## Directions for this task:
Copy every line of the records below where the word "text" occurs.

(Source records)
☆ ☆ ☆ ☆ ☆ ☆ ☆
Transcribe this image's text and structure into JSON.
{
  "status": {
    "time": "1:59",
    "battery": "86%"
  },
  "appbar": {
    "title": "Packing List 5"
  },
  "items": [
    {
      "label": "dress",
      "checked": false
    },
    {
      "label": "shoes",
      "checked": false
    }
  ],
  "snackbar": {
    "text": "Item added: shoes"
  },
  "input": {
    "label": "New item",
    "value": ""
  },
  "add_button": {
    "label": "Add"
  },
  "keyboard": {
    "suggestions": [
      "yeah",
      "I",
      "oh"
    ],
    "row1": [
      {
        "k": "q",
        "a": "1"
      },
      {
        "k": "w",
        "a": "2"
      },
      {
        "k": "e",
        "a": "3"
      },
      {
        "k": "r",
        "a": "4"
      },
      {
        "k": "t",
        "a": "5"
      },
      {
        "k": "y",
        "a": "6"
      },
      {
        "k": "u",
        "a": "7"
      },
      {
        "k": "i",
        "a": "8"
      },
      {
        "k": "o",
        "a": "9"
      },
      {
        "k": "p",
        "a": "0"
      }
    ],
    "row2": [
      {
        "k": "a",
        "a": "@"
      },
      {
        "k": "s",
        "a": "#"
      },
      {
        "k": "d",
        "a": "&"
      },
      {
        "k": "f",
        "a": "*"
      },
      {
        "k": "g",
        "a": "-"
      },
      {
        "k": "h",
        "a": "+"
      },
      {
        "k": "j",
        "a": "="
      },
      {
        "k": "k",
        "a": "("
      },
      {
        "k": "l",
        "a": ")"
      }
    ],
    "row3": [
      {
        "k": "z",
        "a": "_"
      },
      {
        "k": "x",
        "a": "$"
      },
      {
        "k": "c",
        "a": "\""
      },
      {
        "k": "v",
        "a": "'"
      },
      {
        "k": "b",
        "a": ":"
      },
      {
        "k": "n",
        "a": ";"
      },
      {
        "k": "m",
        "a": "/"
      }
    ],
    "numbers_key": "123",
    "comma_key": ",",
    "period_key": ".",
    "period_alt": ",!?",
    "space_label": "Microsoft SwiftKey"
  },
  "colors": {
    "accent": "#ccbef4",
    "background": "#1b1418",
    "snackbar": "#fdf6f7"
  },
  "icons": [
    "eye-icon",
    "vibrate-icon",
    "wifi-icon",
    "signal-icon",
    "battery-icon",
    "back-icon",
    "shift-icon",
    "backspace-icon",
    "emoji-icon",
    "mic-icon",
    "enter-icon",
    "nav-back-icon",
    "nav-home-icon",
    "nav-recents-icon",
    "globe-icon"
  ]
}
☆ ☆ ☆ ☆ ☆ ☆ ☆
## Your response:
Transcribe this image's text and structure into JSON.
    "text": "Item added: shoes"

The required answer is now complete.